Our hostel was a short 3-minute walk from the train station and was a ryokan-style accommodation. (A ryokan is a traditional Japanese inn.) The day we arrived was oppressively hot so we headed over to the Nara gyoen (park) to see the famous Nara deer. See, because of the Buddhist temples and the Temple of the Great Daibatsu, the deer of the city are considered sacred. That means they are left alone and can roam wherever they please. They typically stick to the parks, but we did see them wander in the streets and even up to the temple. Never missing an opportunity to make some money, the locals started selling deer biscuits so that lame tourists could feed the deer and pet them.
|We'd heard that they bow for biscuits. Turns out, so did we.|
|"You got any more of those biscuits?"|
|It's hard to tell how big he is, but I think I was about the size of his finger.|

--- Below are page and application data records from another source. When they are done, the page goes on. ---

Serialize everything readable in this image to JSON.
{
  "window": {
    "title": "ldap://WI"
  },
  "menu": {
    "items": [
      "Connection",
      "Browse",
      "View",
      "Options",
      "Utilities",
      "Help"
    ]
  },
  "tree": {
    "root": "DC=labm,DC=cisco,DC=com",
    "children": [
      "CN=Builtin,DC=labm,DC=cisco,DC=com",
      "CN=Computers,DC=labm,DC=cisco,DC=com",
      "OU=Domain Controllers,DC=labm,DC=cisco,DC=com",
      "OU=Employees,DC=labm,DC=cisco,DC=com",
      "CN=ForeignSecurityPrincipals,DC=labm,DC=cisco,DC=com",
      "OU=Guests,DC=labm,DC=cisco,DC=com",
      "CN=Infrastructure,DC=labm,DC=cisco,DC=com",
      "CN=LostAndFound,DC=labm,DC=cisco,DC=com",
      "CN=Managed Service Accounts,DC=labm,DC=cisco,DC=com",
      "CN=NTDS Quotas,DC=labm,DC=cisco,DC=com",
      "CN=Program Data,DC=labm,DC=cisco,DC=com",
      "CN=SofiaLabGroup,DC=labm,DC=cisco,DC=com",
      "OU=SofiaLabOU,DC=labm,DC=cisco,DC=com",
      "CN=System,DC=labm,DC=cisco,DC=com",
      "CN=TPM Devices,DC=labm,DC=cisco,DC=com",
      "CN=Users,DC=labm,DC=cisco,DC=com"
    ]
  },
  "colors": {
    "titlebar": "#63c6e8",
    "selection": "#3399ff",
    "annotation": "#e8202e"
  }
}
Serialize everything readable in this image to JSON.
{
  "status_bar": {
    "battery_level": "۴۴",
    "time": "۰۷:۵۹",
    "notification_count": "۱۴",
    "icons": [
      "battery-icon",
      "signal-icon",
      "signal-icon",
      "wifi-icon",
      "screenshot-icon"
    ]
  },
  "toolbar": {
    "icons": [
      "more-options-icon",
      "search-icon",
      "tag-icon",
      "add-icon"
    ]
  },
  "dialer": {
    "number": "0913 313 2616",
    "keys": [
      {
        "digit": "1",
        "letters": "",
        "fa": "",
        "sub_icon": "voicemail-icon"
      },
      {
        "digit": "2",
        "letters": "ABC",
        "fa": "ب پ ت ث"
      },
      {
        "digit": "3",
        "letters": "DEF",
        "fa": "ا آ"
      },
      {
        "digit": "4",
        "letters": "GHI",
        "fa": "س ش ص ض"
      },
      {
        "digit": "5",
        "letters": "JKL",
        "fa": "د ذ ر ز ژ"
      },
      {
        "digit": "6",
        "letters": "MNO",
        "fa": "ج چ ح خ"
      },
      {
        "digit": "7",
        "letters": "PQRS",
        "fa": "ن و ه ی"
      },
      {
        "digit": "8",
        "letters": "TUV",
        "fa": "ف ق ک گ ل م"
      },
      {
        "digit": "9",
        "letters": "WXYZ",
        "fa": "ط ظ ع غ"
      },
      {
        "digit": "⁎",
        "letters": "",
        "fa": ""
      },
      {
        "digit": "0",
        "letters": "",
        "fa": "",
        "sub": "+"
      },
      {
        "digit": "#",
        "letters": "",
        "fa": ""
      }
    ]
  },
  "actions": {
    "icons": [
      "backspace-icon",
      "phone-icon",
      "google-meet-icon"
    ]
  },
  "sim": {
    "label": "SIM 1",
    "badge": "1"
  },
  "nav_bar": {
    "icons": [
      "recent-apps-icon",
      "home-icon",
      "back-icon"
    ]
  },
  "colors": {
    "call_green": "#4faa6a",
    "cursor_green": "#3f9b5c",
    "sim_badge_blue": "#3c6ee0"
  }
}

For dinner we had udon and rice at a small mom and pop type noodle restaurant. The kind with a vending machine outside.